New research released this week at the International Stroke Conference tells a surprising story about the new face of strokes.
CBS News Medical Correspondent Dr. Jennifer Ashton explained three findings from the conference on "The Early Show" Friday, and what they mean for you.
Stroke Rises Among Young:
A study shows more young people are having strokes. The percentage of people age 20 to 45 who had a stroke in 2005 was up 7.3 percent from 1993 to 1994 when it was 4.5 percent.
Ashton explained this is really bad because stroke is the leading cause of disability, which could mean a lot of productive life lost.
The analysis, she said, suggested that a possible reason was an increase in risk factors (diabetes, obesity, and coronary heart disease) being seen in younger patients. Interestingly, they also found a decrease incidence in older patients older than 65. The study also considered increase use of MRI over this time period as a contributing factor which is more sensitive than CT scanning for detecting a stroke.
If the higher risk factors are the cause, then it suggests that our younger population is not taking good care of themselves and putting themselves at higher risk of stroke than previous generations. The increased obesity observation is important because it correlates with higher chance of developing diabetes and heart disease, which are both major risk factors for stroke.
Coffee May Mean Less Risk of Stroke:
A new study shows that regular coffee drinkers, whether drinking caffeinated or decaffeinated coffee were 29 percent less likely to have stroke than non-coffee drinkers.
"(This is) good news for java-lovers," Ashton said. "… This new research confirms previous research that coffee is associated with a lower risk of a major risk factor for stroke, type II diabetes."
Bad Marriages, More Strokes:
A study shows unhappily married men and single men may have an increased risk of fatal strokes.
Ashton explained, "There's some preliminary research that found that single men appear to have a greater risk of dying from a stroke than those who are happily married. They were 64 percent more likely to die from stroke than happily married men -- and those who were unhappily married, they had just as high of a risk."
Ashton said the researchers believe those in happily wedded bliss gave their partner medical protection and support -- by giving them reminders to take medication or watching their diet, or they'd be able to get their spouse immediate help when an event like a stroke occurs.
Ashton also shared some stroke prevention tips from The American Stroke Association:

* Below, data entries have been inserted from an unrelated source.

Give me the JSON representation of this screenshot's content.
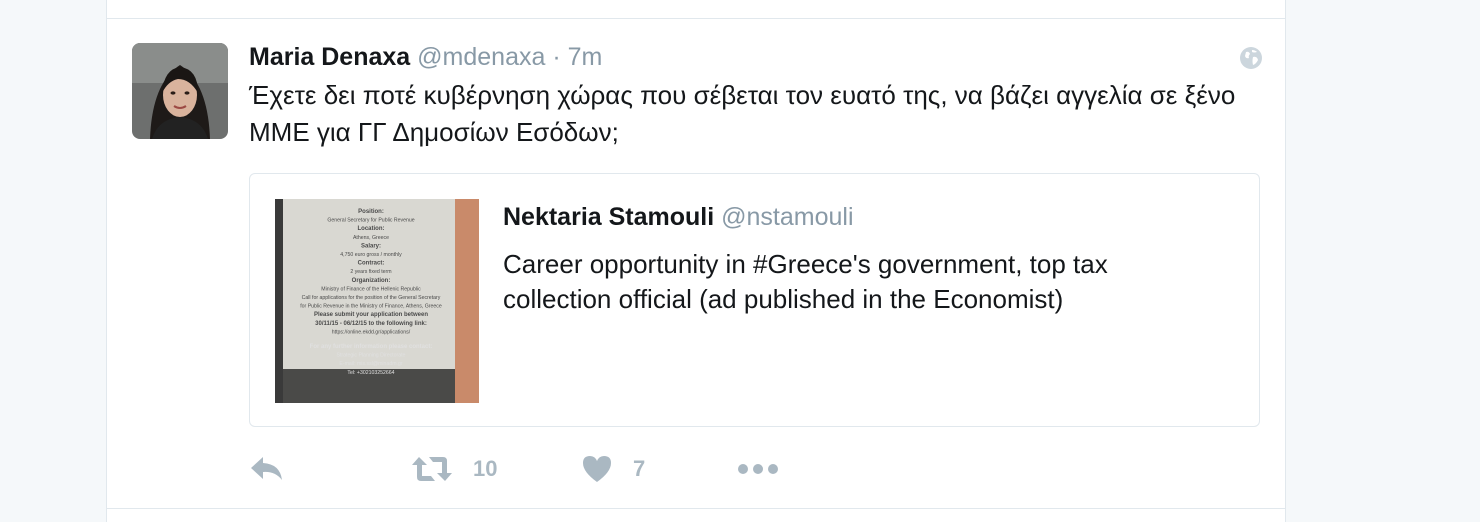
{
  "tweet": {
    "fullname": "Maria Denaxa",
    "username": "@mdenaxa",
    "separator": "·",
    "time": "7m",
    "text": "Έχετε δει ποτέ κυβέρνηση χώρας που σέβεται τον ευατό της, να βάζει αγγελία σε ξένο ΜΜΕ για ΓΓ Δημοσίων Εσόδων;",
    "visibility_icon": "globe-icon"
  },
  "quote": {
    "fullname": "Nektaria Stamouli",
    "username": "@nstamouli",
    "text": "Career opportunity in #Greece's government, top tax collection official (ad published in the Economist)",
    "image": {
      "lines": [
        "Position:",
        "General Secretary for Public Revenue",
        "Location:",
        "Athens, Greece",
        "Salary:",
        "4,750 euro gross / monthly",
        "Contract:",
        "2 years fixed term",
        "Organization:",
        "Ministry of Finance of the Hellenic Republic",
        "Call for applications for the position of the General Secretary",
        "for Public Revenue in the Ministry of Finance, Athens, Greece",
        "Please submit your application between",
        "30/11/15 - 06/12/15 to the following link:",
        "https://online.ekdd.gr/applications/",
        "For any further information please contact:",
        "Strategic Planning Directorate",
        "E-mail: mis.ssl@minadm.gr",
        "Tel: +302103252664"
      ]
    }
  },
  "actions": {
    "reply_icon": "reply-icon",
    "retweet_icon": "retweet-icon",
    "retweet_count": "10",
    "like_icon": "heart-icon",
    "like_count": "7",
    "more_icon": "more-icon"
  },
  "colors": {
    "text": "#14171a",
    "muted": "#8899a6",
    "action": "#aab8c2",
    "border": "#e1e8ed",
    "background": "#f5f8fa"
  }
}
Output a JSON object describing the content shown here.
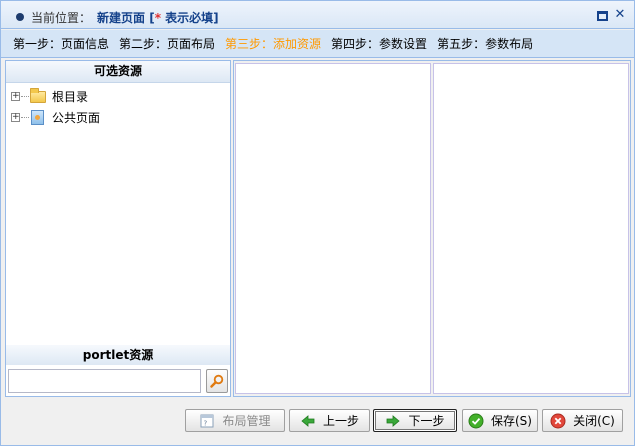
{
  "titlebar": {
    "prefix": "当前位置：",
    "title": "新建页面",
    "required_note_open": " [",
    "required_star": "*",
    "required_note_text": " 表示必填]"
  },
  "steps": [
    {
      "label": "第一步：页面信息",
      "active": false
    },
    {
      "label": "第二步：页面布局",
      "active": false
    },
    {
      "label": "第三步：添加资源",
      "active": true
    },
    {
      "label": "第四步：参数设置",
      "active": false
    },
    {
      "label": "第五步：参数布局",
      "active": false
    }
  ],
  "left_panel": {
    "header": "可选资源",
    "tree": [
      {
        "label": "根目录",
        "icon": "folder-icon",
        "expander": "+"
      },
      {
        "label": "公共页面",
        "icon": "page-icon",
        "expander": "+"
      }
    ],
    "portlet_header": "portlet资源",
    "search": {
      "value": "",
      "placeholder": ""
    }
  },
  "buttons": {
    "layout": "布局管理",
    "prev": "上一步",
    "next": "下一步",
    "save": "保存(S)",
    "close": "关闭(C)"
  },
  "colors": {
    "accent": "#15428b",
    "active_step": "#ff9900",
    "border": "#99bbe8",
    "required": "#e03030"
  }
}
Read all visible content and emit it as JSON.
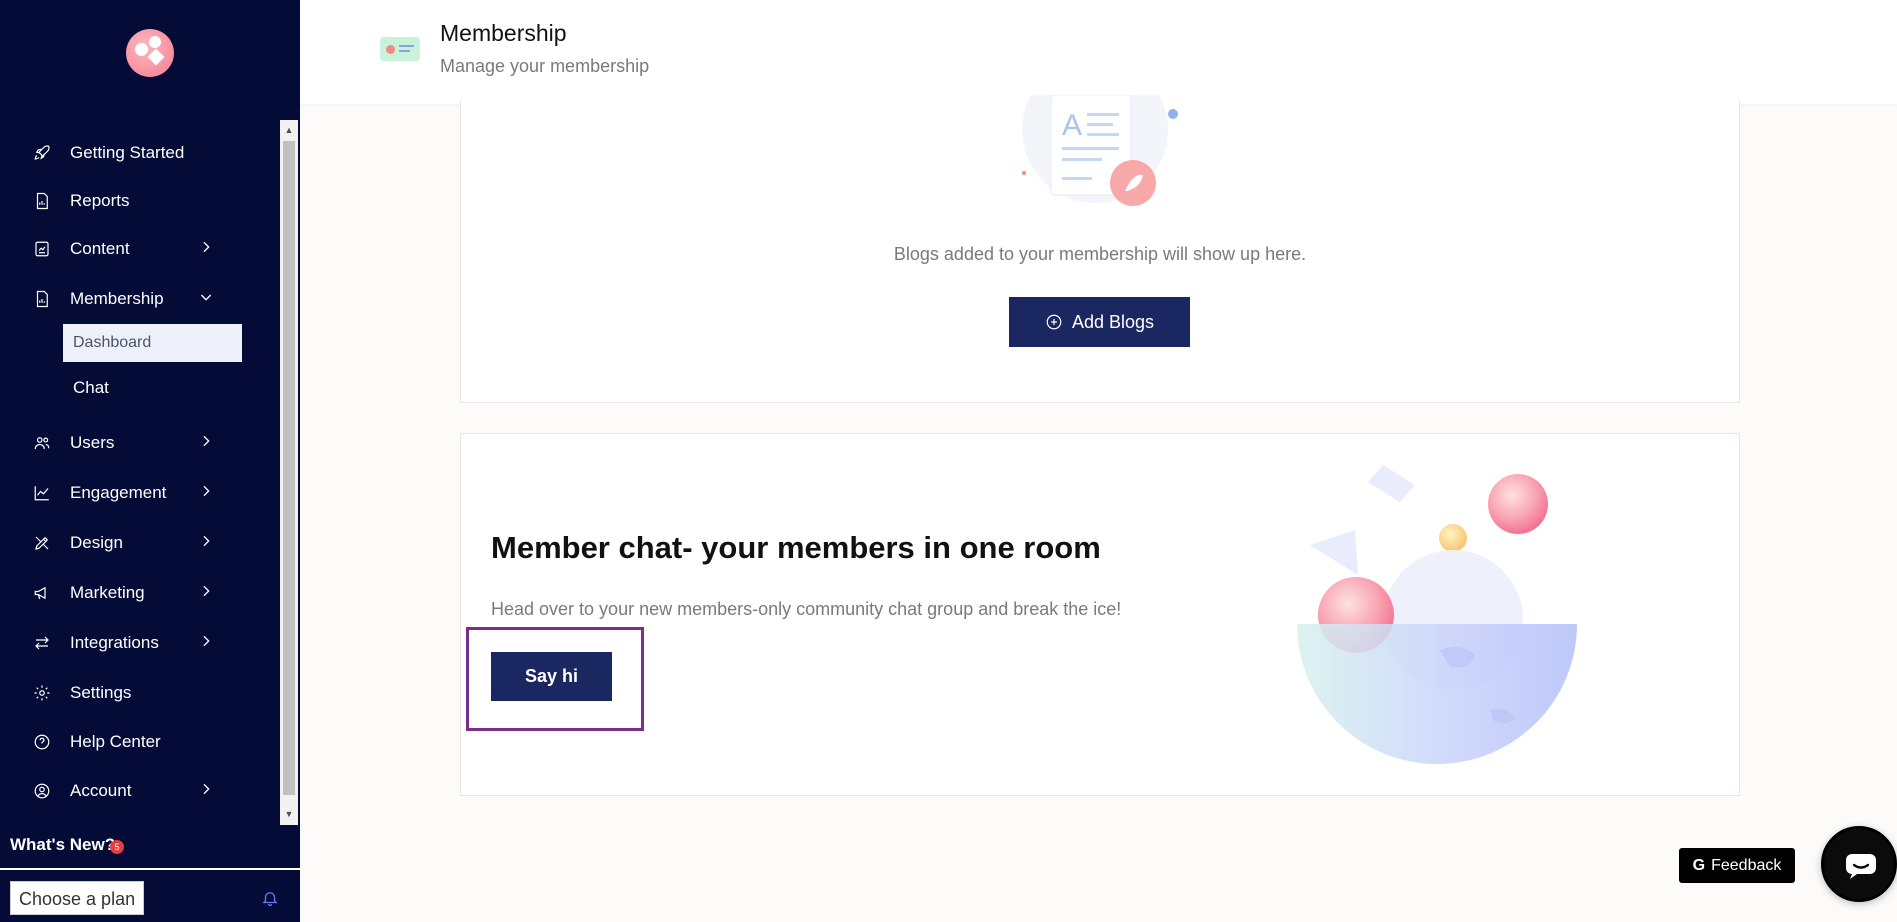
{
  "header": {
    "title": "Membership",
    "subtitle": "Manage your membership"
  },
  "sidebar": {
    "items": [
      {
        "label": "Getting Started",
        "icon": "rocket-icon"
      },
      {
        "label": "Reports",
        "icon": "report-icon"
      },
      {
        "label": "Content",
        "icon": "content-icon",
        "expandable": true
      },
      {
        "label": "Membership",
        "icon": "membership-icon",
        "expanded": true
      },
      {
        "label": "Users",
        "icon": "users-icon",
        "expandable": true
      },
      {
        "label": "Engagement",
        "icon": "chart-icon",
        "expandable": true
      },
      {
        "label": "Design",
        "icon": "design-icon",
        "expandable": true
      },
      {
        "label": "Marketing",
        "icon": "megaphone-icon",
        "expandable": true
      },
      {
        "label": "Integrations",
        "icon": "arrows-icon",
        "expandable": true
      },
      {
        "label": "Settings",
        "icon": "gear-icon"
      },
      {
        "label": "Help Center",
        "icon": "help-icon"
      },
      {
        "label": "Account",
        "icon": "account-icon",
        "expandable": true
      }
    ],
    "submenu": {
      "active": "Dashboard",
      "other": "Chat"
    },
    "whats_new": "What's New?",
    "whats_new_badge": "5",
    "choose_plan": "Choose a plan"
  },
  "blogs": {
    "empty_text": "Blogs added to your membership will show up here.",
    "add_button": "Add Blogs"
  },
  "chat": {
    "title": "Member chat- your members in one room",
    "description": "Head over to your new members-only community chat group and break the ice!",
    "button": "Say hi"
  },
  "feedback_label": "Feedback",
  "colors": {
    "sidebar_bg": "#050b37",
    "primary_button": "#1a2760",
    "highlight_border": "#7b2d8b"
  }
}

• High blood pressure - High blood pressure is the leading cause of stroke and the most important controllable risk factor for stroke. Many people believe the effective treatment of high blood pressure is a key reason for the accelerated decline in the death rates for stroke.
• Cigarette smoking - In recent years, studies have shown cigarette smoking to be an important risk factor for stroke. The nicotine and carbon monoxide in cigarette smoke damage the cardiovascular system in many ways. The use of oral contraceptives combined with cigarette smoking greatly increases stroke risk.
• Diabetes - Diabetes is an independent risk factor for stroke. Many people with diabetes also have high blood pressure, high blood cholesterol and are overweight. This increases their risk even more. While diabetes is treatable, the presence of the disease still increases your risk of stroke.
• High blood cholesterol - People with high blood cholesterol have an increased risk for stroke. Also, it appears that low HDL ("good") cholesterol is a risk factor for stroke in men, but more data are needed to verify its effect in women.
• Poor diet - Diets high in saturated fat, trans fat and cholesterol can raise blood cholesterol levels. Diets high in sodium (salt) can contribute to increased blood pressure. Diets with excess calories can contribute to obesity. Also, a diet containing five or more servings of fruits and vegetables per day may reduce the risk of stroke.
• Physical inactivity and obesity - Being inactive, obese or both can increase your risk of high blood pressure, high blood cholesterol, diabetes, heart disease and stroke. So go on a brisk walk, take the stairs, and do whatever you can to make your life more active. Try to get a total of at least 30 minutes of activity on most or all days.